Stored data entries
┌────────

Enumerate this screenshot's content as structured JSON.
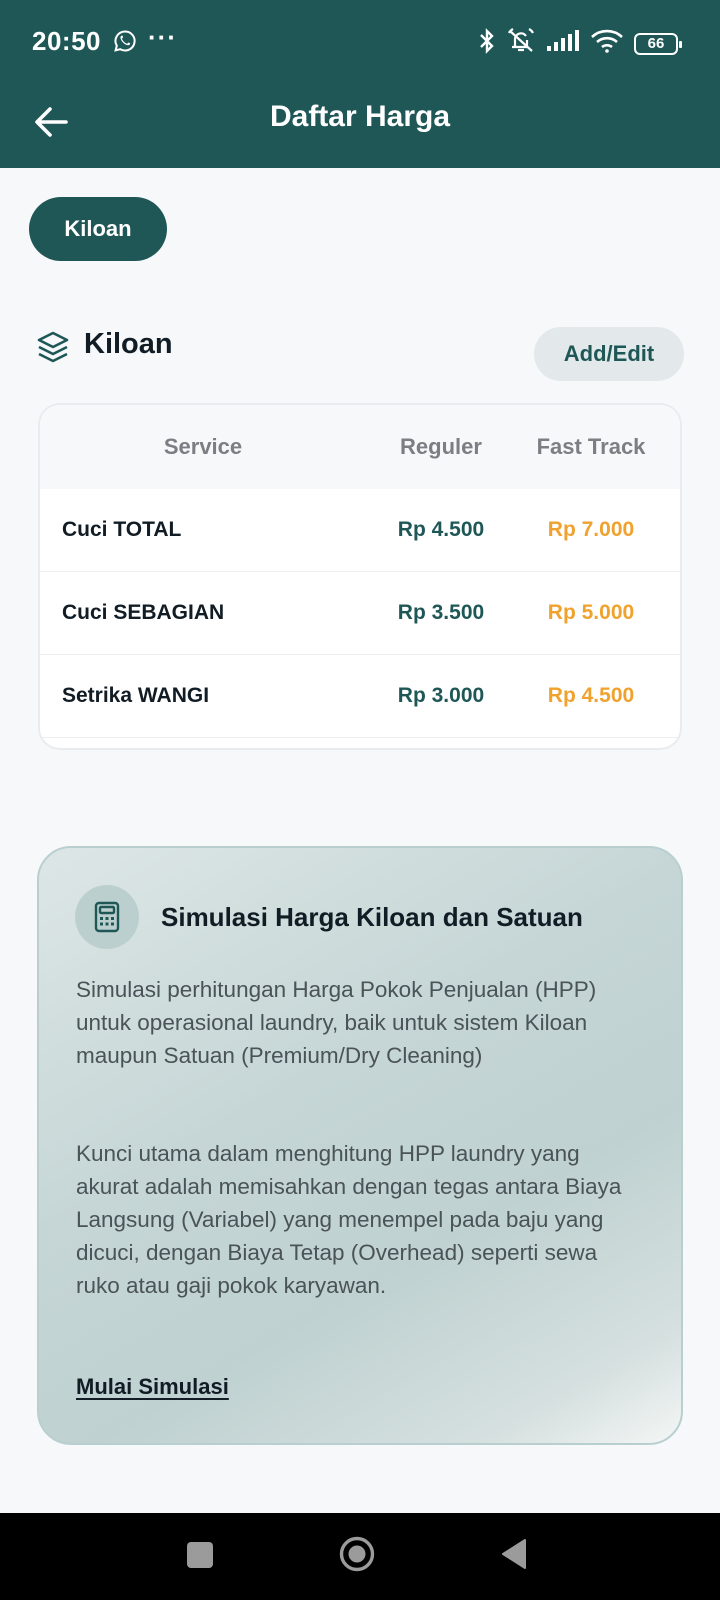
{
  "status_bar": {
    "time": "20:50",
    "more": "···",
    "battery": "66",
    "icons": [
      "whatsapp-icon",
      "bluetooth-icon",
      "silent-icon",
      "signal-icon",
      "wifi-icon",
      "battery-icon"
    ]
  },
  "app_bar": {
    "title": "Daftar Harga",
    "back_icon": "arrow-left-icon"
  },
  "filter_chip": {
    "label": "Kiloan"
  },
  "section": {
    "title": "Kiloan",
    "icon": "layers-icon",
    "action_label": "Add/Edit"
  },
  "price_table": {
    "headers": {
      "service": "Service",
      "reguler": "Reguler",
      "fast_track": "Fast Track"
    },
    "rows": [
      {
        "service": "Cuci TOTAL",
        "reguler": "Rp 4.500",
        "fast_track": "Rp 7.000"
      },
      {
        "service": "Cuci SEBAGIAN",
        "reguler": "Rp 3.500",
        "fast_track": "Rp 5.000"
      },
      {
        "service": "Setrika WANGI",
        "reguler": "Rp 3.000",
        "fast_track": "Rp 4.500"
      }
    ]
  },
  "simulation": {
    "icon": "calculator-icon",
    "title": "Simulasi Harga Kiloan dan Satuan",
    "paragraph_1": "Simulasi perhitungan Harga Pokok Penjualan (HPP) untuk operasional laundry, baik untuk sistem Kiloan maupun Satuan (Premium/Dry Cleaning)",
    "paragraph_2": "Kunci utama dalam menghitung HPP laundry yang akurat adalah memisahkan dengan tegas antara Biaya Langsung (Variabel) yang menempel pada baju yang dicuci, dengan Biaya Tetap (Overhead) seperti sewa ruko atau gaji pokok karyawan.",
    "link_label": "Mulai Simulasi"
  },
  "colors": {
    "primary": "#1f5757",
    "accent": "#f0a22e",
    "background": "#f6f8fa"
  }
}
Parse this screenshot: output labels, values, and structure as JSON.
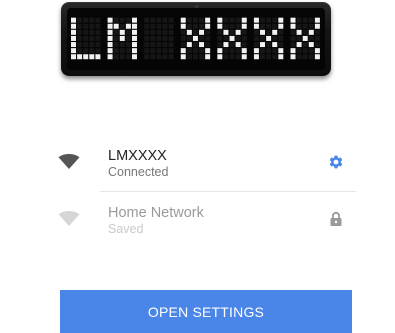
{
  "device": {
    "display_text": "LM XXXX"
  },
  "networks": [
    {
      "name": "LMXXXX",
      "status": "Connected",
      "action_icon": "gear-icon",
      "icon_color": "#555555",
      "action_color": "#4a86e8"
    },
    {
      "name": "Home Network",
      "status": "Saved",
      "action_icon": "lock-icon",
      "icon_color": "#d6d6d6",
      "action_color": "#9a9a9a"
    }
  ],
  "button": {
    "label": "OPEN SETTINGS",
    "color": "#4a86e8"
  }
}
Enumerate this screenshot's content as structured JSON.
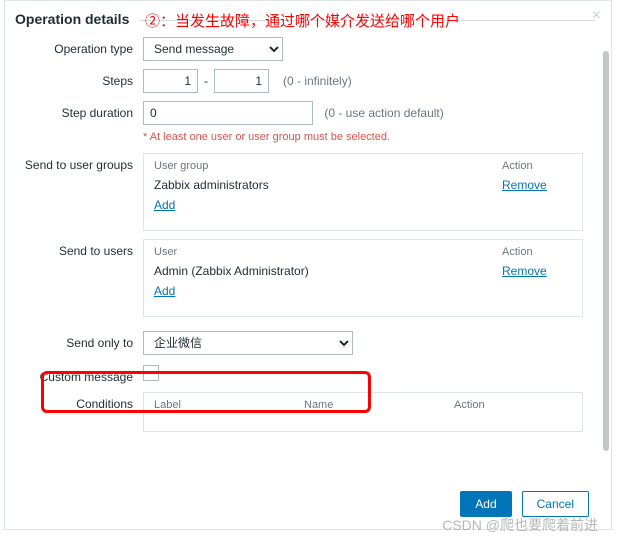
{
  "annotation": "②：当发生故障，通过哪个媒介发送给哪个用户",
  "title": "Operation details",
  "close_label": "×",
  "labels": {
    "operation_type": "Operation type",
    "steps": "Steps",
    "step_duration": "Step duration",
    "send_to_user_groups": "Send to user groups",
    "send_to_users": "Send to users",
    "send_only_to": "Send only to",
    "custom_message": "Custom message",
    "conditions": "Conditions"
  },
  "operation_type": {
    "value": "Send message"
  },
  "steps": {
    "from": "1",
    "to": "1",
    "hint": "(0 - infinitely)"
  },
  "step_duration": {
    "value": "0",
    "hint": "(0 - use action default)"
  },
  "required_note": "At least one user or user group must be selected.",
  "user_groups": {
    "head_main": "User group",
    "head_action": "Action",
    "rows": [
      {
        "name": "Zabbix administrators",
        "action": "Remove"
      }
    ],
    "add": "Add"
  },
  "users": {
    "head_main": "User",
    "head_action": "Action",
    "rows": [
      {
        "name": "Admin (Zabbix Administrator)",
        "action": "Remove"
      }
    ],
    "add": "Add"
  },
  "send_only_to": {
    "value": "企业微信"
  },
  "conditions": {
    "head_label": "Label",
    "head_name": "Name",
    "head_action": "Action"
  },
  "buttons": {
    "add": "Add",
    "cancel": "Cancel"
  },
  "watermark": "CSDN @爬也要爬着前进"
}
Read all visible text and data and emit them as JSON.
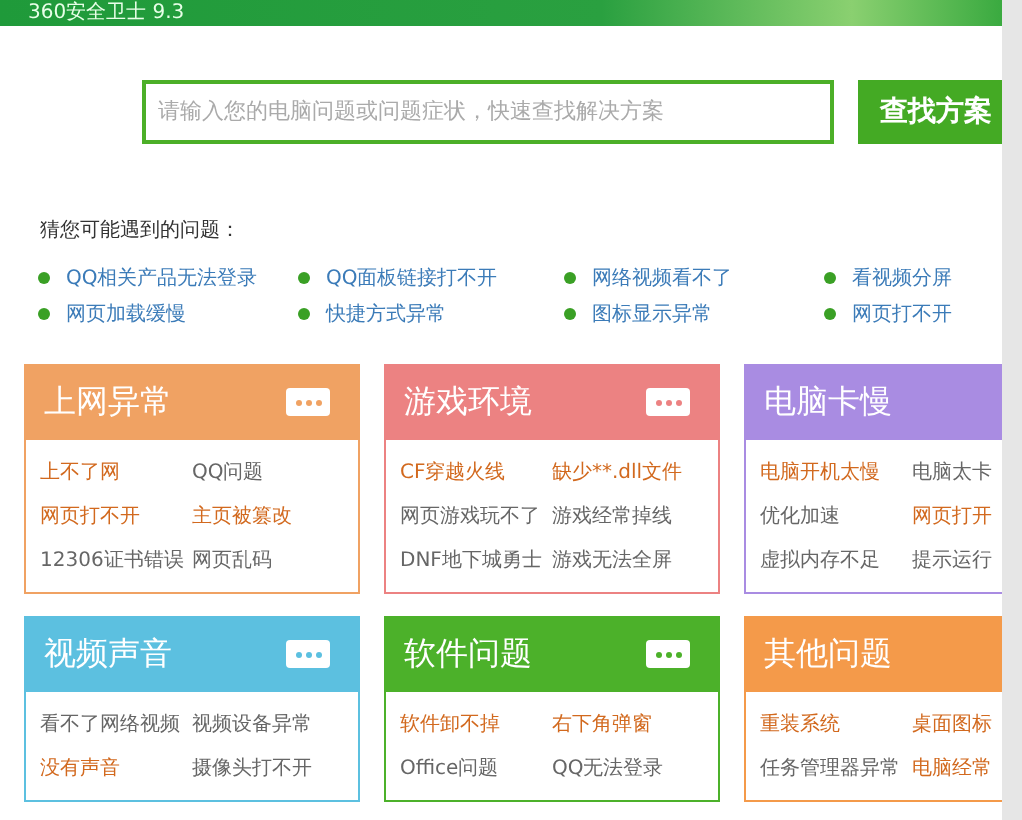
{
  "window": {
    "title": "360安全卫士 9.3"
  },
  "search": {
    "placeholder": "请输入您的电脑问题或问题症状，快速查找解决方案",
    "button": "查找方案"
  },
  "suggestions": {
    "heading": "猜您可能遇到的问题：",
    "items": [
      "QQ相关产品无法登录",
      "QQ面板链接打不开",
      "网络视频看不了",
      "看视频分屏",
      "网页加载缓慢",
      "快捷方式异常",
      "图标显示异常",
      "网页打不开"
    ]
  },
  "categories": [
    {
      "title": "上网异常",
      "color": "#f0a263",
      "more_button": true,
      "links": [
        {
          "text": "上不了网",
          "hot": true
        },
        {
          "text": "QQ问题",
          "hot": false
        },
        {
          "text": "网页打不开",
          "hot": true
        },
        {
          "text": "主页被篡改",
          "hot": true
        },
        {
          "text": "12306证书错误",
          "hot": false
        },
        {
          "text": "网页乱码",
          "hot": false
        }
      ]
    },
    {
      "title": "游戏环境",
      "color": "#ec8282",
      "more_button": true,
      "links": [
        {
          "text": "CF穿越火线",
          "hot": true
        },
        {
          "text": "缺少**.dll文件",
          "hot": true
        },
        {
          "text": "网页游戏玩不了",
          "hot": false
        },
        {
          "text": "游戏经常掉线",
          "hot": false
        },
        {
          "text": "DNF地下城勇士",
          "hot": false
        },
        {
          "text": "游戏无法全屏",
          "hot": false
        }
      ]
    },
    {
      "title": "电脑卡慢",
      "color": "#a98ce2",
      "links": [
        {
          "text": "电脑开机太慢",
          "hot": true
        },
        {
          "text": "电脑太卡",
          "hot": false
        },
        {
          "text": "优化加速",
          "hot": false
        },
        {
          "text": "网页打开",
          "hot": true
        },
        {
          "text": "虚拟内存不足",
          "hot": false
        },
        {
          "text": "提示运行",
          "hot": false
        }
      ]
    },
    {
      "title": "视频声音",
      "color": "#5cc0e0",
      "more_button": true,
      "links": [
        {
          "text": "看不了网络视频",
          "hot": false
        },
        {
          "text": "视频设备异常",
          "hot": false
        },
        {
          "text": "没有声音",
          "hot": true
        },
        {
          "text": "摄像头打不开",
          "hot": false
        }
      ]
    },
    {
      "title": "软件问题",
      "color": "#4cb12a",
      "more_button": true,
      "links": [
        {
          "text": "软件卸不掉",
          "hot": true
        },
        {
          "text": "右下角弹窗",
          "hot": true
        },
        {
          "text": "Office问题",
          "hot": false
        },
        {
          "text": "QQ无法登录",
          "hot": false
        }
      ]
    },
    {
      "title": "其他问题",
      "color": "#f49a4a",
      "links": [
        {
          "text": "重装系统",
          "hot": true
        },
        {
          "text": "桌面图标",
          "hot": true
        },
        {
          "text": "任务管理器异常",
          "hot": false
        },
        {
          "text": "电脑经常",
          "hot": true
        }
      ]
    }
  ]
}
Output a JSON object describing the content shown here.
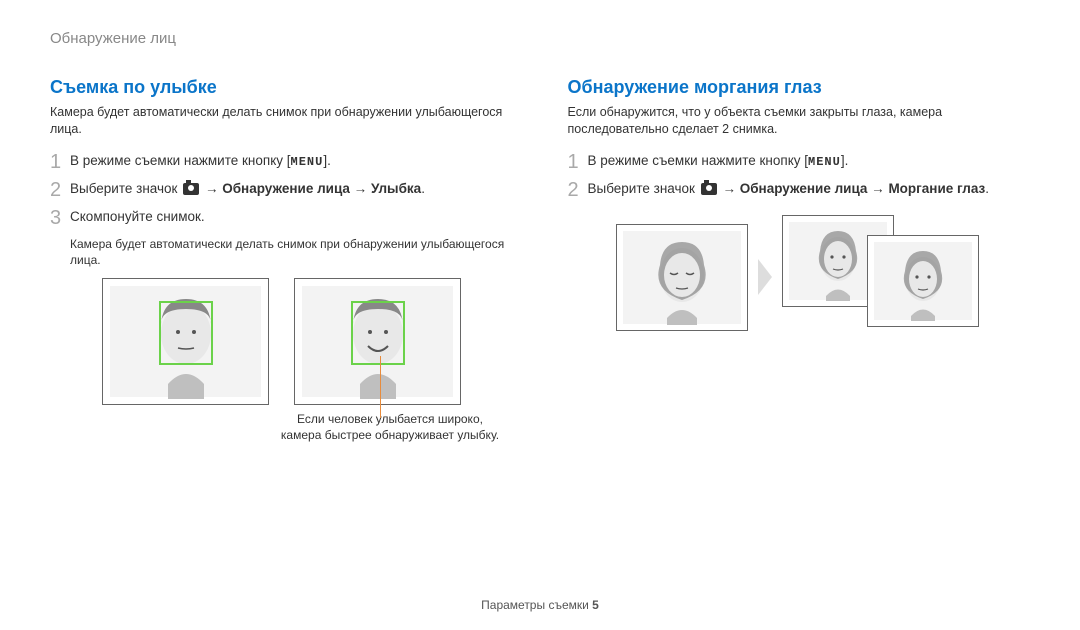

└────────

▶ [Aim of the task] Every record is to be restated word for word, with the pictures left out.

▶ [Exercise output]
Enumerate this screenshot's content as structured JSON.
{
  "status_bar": {
    "time": "20:50",
    "more": "···",
    "battery": "66",
    "icons": [
      "whatsapp-icon",
      "bluetooth-icon",
      "silent-icon",
      "signal-icon",
      "wifi-icon",
      "battery-icon"
    ]
  },
  "app_bar": {
    "title": "Daftar Harga",
    "back_icon": "arrow-left-icon"
  },
  "filter_chip": {
    "label": "Kiloan"
  },
  "section": {
    "title": "Kiloan",
    "icon": "layers-icon",
    "action_label": "Add/Edit"
  },
  "price_table": {
    "headers": {
      "service": "Service",
      "reguler": "Reguler",
      "fast_track": "Fast Track"
    },
    "rows": [
      {
        "service": "Cuci TOTAL",
        "reguler": "Rp 4.500",
        "fast_track": "Rp 7.000"
      },
      {
        "service": "Cuci SEBAGIAN",
        "reguler": "Rp 3.500",
        "fast_track": "Rp 5.000"
      },
      {
        "service": "Setrika WANGI",
        "reguler": "Rp 3.000",
        "fast_track": "Rp 4.500"
      }
    ]
  },
  "simulation": {
    "icon": "calculator-icon",
    "title": "Simulasi Harga Kiloan dan Satuan",
    "paragraph_1": "Simulasi perhitungan Harga Pokok Penjualan (HPP) untuk operasional laundry, baik untuk sistem Kiloan maupun Satuan (Premium/Dry Cleaning)",
    "paragraph_2": "Kunci utama dalam menghitung HPP laundry yang akurat adalah memisahkan dengan tegas antara Biaya Langsung (Variabel) yang menempel pada baju yang dicuci, dengan Biaya Tetap (Overhead) seperti sewa ruko atau gaji pokok karyawan.",
    "link_label": "Mulai Simulasi"
  },
  "colors": {
    "primary": "#1f5757",
    "accent": "#f0a22e",
    "background": "#f6f8fa"
  }
}
Parse this screenshot: output labels, values, and structure as JSON.
{
  "device": {
    "display_text": "LM XXXX"
  },
  "networks": [
    {
      "name": "LMXXXX",
      "status": "Connected",
      "action_icon": "gear-icon",
      "icon_color": "#555555",
      "action_color": "#4a86e8"
    },
    {
      "name": "Home Network",
      "status": "Saved",
      "action_icon": "lock-icon",
      "icon_color": "#d6d6d6",
      "action_color": "#9a9a9a"
    }
  ],
  "button": {
    "label": "OPEN SETTINGS",
    "color": "#4a86e8"
  }
}
Enumerate this screenshot's content as structured JSON.
{
  "annotation": "②：当发生故障，通过哪个媒介发送给哪个用户",
  "title": "Operation details",
  "close_label": "×",
  "labels": {
    "operation_type": "Operation type",
    "steps": "Steps",
    "step_duration": "Step duration",
    "send_to_user_groups": "Send to user groups",
    "send_to_users": "Send to users",
    "send_only_to": "Send only to",
    "custom_message": "Custom message",
    "conditions": "Conditions"
  },
  "operation_type": {
    "value": "Send message"
  },
  "steps": {
    "from": "1",
    "to": "1",
    "hint": "(0 - infinitely)"
  },
  "step_duration": {
    "value": "0",
    "hint": "(0 - use action default)"
  },
  "required_note": "At least one user or user group must be selected.",
  "user_groups": {
    "head_main": "User group",
    "head_action": "Action",
    "rows": [
      {
        "name": "Zabbix administrators",
        "action": "Remove"
      }
    ],
    "add": "Add"
  },
  "users": {
    "head_main": "User",
    "head_action": "Action",
    "rows": [
      {
        "name": "Admin (Zabbix Administrator)",
        "action": "Remove"
      }
    ],
    "add": "Add"
  },
  "send_only_to": {
    "value": "企业微信"
  },
  "conditions": {
    "head_label": "Label",
    "head_name": "Name",
    "head_action": "Action"
  },
  "buttons": {
    "add": "Add",
    "cancel": "Cancel"
  },
  "watermark": "CSDN @爬也要爬着前进"
}
Read all visible text and data and emit them as JSON.
{
  "window": {
    "title": "360安全卫士 9.3"
  },
  "search": {
    "placeholder": "请输入您的电脑问题或问题症状，快速查找解决方案",
    "button": "查找方案"
  },
  "suggestions": {
    "heading": "猜您可能遇到的问题：",
    "items": [
      "QQ相关产品无法登录",
      "QQ面板链接打不开",
      "网络视频看不了",
      "看视频分屏",
      "网页加载缓慢",
      "快捷方式异常",
      "图标显示异常",
      "网页打不开"
    ]
  },
  "categories": [
    {
      "title": "上网异常",
      "color": "#f0a263",
      "more_button": true,
      "links": [
        {
          "text": "上不了网",
          "hot": true
        },
        {
          "text": "QQ问题",
          "hot": false
        },
        {
          "text": "网页打不开",
          "hot": true
        },
        {
          "text": "主页被篡改",
          "hot": true
        },
        {
          "text": "12306证书错误",
          "hot": false
        },
        {
          "text": "网页乱码",
          "hot": false
        }
      ]
    },
    {
      "title": "游戏环境",
      "color": "#ec8282",
      "more_button": true,
      "links": [
        {
          "text": "CF穿越火线",
          "hot": true
        },
        {
          "text": "缺少**.dll文件",
          "hot": true
        },
        {
          "text": "网页游戏玩不了",
          "hot": false
        },
        {
          "text": "游戏经常掉线",
          "hot": false
        },
        {
          "text": "DNF地下城勇士",
          "hot": false
        },
        {
          "text": "游戏无法全屏",
          "hot": false
        }
      ]
    },
    {
      "title": "电脑卡慢",
      "color": "#a98ce2",
      "links": [
        {
          "text": "电脑开机太慢",
          "hot": true
        },
        {
          "text": "电脑太卡",
          "hot": false
        },
        {
          "text": "优化加速",
          "hot": false
        },
        {
          "text": "网页打开",
          "hot": true
        },
        {
          "text": "虚拟内存不足",
          "hot": false
        },
        {
          "text": "提示运行",
          "hot": false
        }
      ]
    },
    {
      "title": "视频声音",
      "color": "#5cc0e0",
      "more_button": true,
      "links": [
        {
          "text": "看不了网络视频",
          "hot": false
        },
        {
          "text": "视频设备异常",
          "hot": false
        },
        {
          "text": "没有声音",
          "hot": true
        },
        {
          "text": "摄像头打不开",
          "hot": false
        }
      ]
    },
    {
      "title": "软件问题",
      "color": "#4cb12a",
      "more_button": true,
      "links": [
        {
          "text": "软件卸不掉",
          "hot": true
        },
        {
          "text": "右下角弹窗",
          "hot": true
        },
        {
          "text": "Office问题",
          "hot": false
        },
        {
          "text": "QQ无法登录",
          "hot": false
        }
      ]
    },
    {
      "title": "其他问题",
      "color": "#f49a4a",
      "links": [
        {
          "text": "重装系统",
          "hot": true
        },
        {
          "text": "桌面图标",
          "hot": true
        },
        {
          "text": "任务管理器异常",
          "hot": false
        },
        {
          "text": "电脑经常",
          "hot": true
        }
      ]
    }
  ]
}
Output a JSON object describing the content shown here.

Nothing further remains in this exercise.